[[ Provided information, beginning ]]

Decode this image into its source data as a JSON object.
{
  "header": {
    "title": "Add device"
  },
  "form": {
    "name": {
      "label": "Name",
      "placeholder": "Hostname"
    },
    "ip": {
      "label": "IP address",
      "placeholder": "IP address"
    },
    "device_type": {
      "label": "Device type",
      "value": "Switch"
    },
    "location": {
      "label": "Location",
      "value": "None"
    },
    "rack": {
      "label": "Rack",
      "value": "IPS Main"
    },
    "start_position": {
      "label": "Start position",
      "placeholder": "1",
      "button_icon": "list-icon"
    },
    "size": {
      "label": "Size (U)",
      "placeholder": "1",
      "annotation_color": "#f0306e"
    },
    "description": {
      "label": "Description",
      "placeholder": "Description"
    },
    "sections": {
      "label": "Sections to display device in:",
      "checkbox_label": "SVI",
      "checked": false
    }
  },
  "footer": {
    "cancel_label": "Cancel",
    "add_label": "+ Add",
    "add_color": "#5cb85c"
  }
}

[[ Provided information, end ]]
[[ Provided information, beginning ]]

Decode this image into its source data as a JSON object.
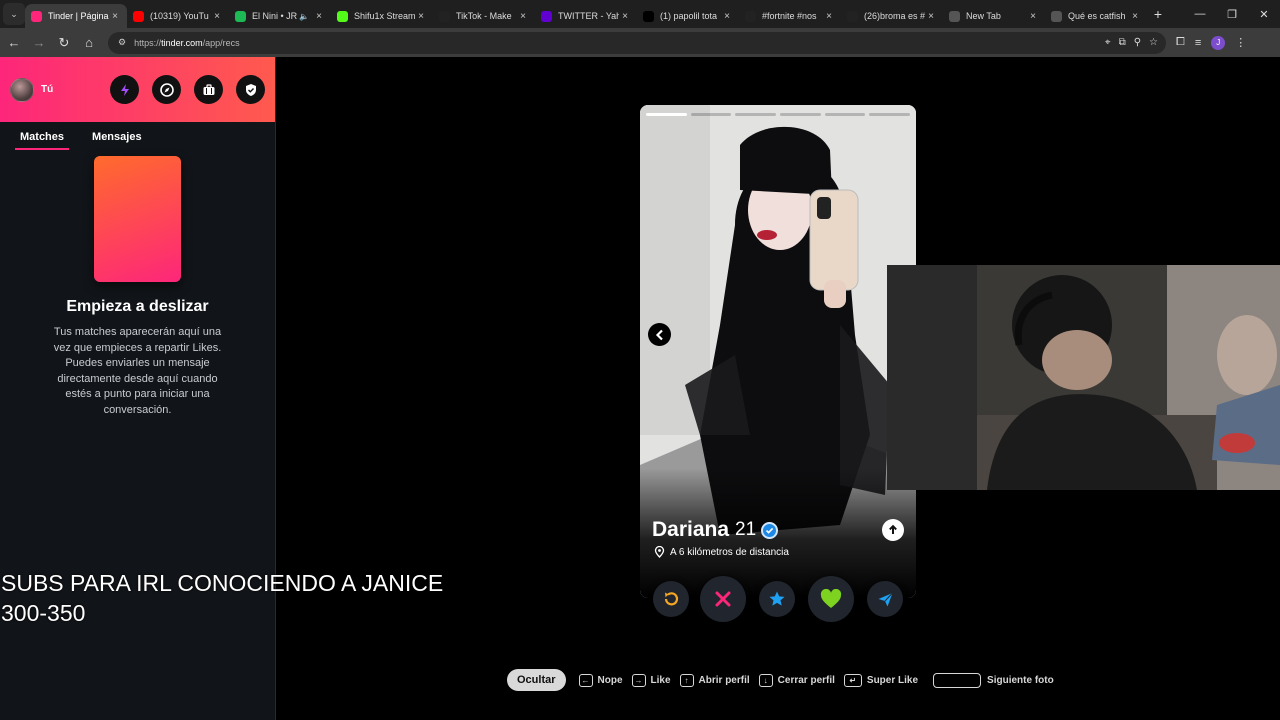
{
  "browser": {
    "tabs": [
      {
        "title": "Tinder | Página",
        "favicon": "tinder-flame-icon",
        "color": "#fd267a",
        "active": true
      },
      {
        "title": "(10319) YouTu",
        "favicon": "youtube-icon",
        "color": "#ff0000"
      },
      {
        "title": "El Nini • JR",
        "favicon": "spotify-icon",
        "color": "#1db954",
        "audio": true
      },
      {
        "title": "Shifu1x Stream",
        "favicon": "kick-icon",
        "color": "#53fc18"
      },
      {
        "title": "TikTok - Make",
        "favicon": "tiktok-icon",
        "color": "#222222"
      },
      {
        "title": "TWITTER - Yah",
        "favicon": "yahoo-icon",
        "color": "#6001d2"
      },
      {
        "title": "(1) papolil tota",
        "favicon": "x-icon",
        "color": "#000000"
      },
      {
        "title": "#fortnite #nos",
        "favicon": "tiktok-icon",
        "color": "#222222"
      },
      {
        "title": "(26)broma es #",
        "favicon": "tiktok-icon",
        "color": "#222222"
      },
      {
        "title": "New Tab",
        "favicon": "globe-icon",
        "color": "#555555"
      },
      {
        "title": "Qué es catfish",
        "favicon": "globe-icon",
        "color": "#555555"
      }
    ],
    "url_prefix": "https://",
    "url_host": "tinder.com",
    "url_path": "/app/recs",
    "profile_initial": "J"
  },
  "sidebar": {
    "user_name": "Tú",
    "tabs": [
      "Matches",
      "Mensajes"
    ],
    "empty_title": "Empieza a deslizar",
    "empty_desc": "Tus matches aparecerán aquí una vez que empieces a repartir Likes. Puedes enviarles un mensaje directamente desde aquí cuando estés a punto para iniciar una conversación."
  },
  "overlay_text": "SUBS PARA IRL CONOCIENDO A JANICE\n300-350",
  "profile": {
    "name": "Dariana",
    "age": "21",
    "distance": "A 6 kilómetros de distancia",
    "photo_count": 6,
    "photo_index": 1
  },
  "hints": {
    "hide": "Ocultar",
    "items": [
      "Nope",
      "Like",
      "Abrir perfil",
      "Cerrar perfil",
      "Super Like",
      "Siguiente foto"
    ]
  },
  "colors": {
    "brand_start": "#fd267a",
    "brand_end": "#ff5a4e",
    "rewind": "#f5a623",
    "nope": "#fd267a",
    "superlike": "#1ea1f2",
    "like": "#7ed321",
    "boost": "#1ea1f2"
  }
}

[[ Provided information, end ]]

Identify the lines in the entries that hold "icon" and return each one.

      "button_icon": "list-icon"
        "favicon": "tinder-flame-icon",
        "favicon": "youtube-icon",
        "favicon": "spotify-icon",
        "favicon": "kick-icon",
        "favicon": "tiktok-icon",
        "favicon": "yahoo-icon",
        "favicon": "x-icon",
        "favicon": "tiktok-icon",
        "favicon": "tiktok-icon",
        "favicon": "globe-icon",
        "favicon": "globe-icon",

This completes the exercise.